● **Source information**:
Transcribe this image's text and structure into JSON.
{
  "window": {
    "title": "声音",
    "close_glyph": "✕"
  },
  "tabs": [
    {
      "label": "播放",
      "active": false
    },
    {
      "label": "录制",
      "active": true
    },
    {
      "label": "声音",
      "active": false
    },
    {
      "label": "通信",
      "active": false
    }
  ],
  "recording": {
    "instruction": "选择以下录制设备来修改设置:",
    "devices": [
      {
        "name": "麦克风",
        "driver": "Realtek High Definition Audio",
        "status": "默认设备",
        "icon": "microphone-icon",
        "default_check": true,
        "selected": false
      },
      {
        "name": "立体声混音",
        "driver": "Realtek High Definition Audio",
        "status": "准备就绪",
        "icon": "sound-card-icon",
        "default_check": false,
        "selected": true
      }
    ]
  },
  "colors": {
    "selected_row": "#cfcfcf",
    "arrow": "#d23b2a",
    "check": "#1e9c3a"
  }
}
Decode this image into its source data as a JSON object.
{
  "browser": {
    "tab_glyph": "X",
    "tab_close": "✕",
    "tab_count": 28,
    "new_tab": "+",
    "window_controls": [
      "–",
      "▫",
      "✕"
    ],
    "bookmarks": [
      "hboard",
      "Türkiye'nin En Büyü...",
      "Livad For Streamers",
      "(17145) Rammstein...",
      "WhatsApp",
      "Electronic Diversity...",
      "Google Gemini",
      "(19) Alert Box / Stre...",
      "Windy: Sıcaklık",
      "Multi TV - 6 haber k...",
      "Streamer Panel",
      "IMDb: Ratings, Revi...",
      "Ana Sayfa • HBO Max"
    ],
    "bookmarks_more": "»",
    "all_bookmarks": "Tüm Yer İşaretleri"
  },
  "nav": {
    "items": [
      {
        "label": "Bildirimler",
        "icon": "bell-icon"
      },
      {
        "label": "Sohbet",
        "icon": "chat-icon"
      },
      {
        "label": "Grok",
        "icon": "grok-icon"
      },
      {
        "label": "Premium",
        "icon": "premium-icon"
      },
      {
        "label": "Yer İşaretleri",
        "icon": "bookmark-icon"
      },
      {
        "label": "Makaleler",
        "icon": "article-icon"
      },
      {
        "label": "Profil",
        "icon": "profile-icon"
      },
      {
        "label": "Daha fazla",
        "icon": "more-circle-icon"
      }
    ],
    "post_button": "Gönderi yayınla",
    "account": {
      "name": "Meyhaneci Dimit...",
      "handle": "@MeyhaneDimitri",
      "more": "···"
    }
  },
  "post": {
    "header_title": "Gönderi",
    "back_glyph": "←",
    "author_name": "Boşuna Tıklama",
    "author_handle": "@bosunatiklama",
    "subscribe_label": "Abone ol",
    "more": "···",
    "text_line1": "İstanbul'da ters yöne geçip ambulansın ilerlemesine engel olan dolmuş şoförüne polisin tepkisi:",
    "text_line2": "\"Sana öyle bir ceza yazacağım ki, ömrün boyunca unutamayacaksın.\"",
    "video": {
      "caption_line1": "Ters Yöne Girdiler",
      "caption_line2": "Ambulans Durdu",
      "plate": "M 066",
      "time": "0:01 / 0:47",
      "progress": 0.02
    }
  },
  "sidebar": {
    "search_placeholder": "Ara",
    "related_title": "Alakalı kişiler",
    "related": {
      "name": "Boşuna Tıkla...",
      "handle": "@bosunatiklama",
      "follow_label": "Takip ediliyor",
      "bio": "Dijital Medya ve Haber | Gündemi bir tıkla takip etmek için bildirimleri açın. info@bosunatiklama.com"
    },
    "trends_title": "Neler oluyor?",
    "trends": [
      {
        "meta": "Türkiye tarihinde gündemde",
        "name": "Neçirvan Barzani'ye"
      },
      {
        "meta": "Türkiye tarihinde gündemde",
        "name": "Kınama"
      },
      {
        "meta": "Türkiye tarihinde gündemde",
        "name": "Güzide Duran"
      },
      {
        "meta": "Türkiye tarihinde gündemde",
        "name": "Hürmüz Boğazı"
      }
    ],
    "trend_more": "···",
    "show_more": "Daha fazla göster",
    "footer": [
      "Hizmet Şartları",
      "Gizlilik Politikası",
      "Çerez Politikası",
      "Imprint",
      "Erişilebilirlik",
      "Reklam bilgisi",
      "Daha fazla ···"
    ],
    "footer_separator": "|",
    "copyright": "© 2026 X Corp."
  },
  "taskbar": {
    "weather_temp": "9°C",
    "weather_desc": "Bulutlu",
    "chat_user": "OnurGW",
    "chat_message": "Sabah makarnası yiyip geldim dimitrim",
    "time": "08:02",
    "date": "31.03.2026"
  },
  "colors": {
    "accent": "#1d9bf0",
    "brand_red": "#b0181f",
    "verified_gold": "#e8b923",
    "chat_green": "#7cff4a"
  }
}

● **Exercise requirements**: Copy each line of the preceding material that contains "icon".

● **Answer box**:
        "icon": "microphone-icon",
        "icon": "sound-card-icon",
        "icon": "bell-icon"
        "icon": "chat-icon"
        "icon": "grok-icon"
        "icon": "premium-icon"
        "icon": "bookmark-icon"
        "icon": "article-icon"
        "icon": "profile-icon"
        "icon": "more-circle-icon"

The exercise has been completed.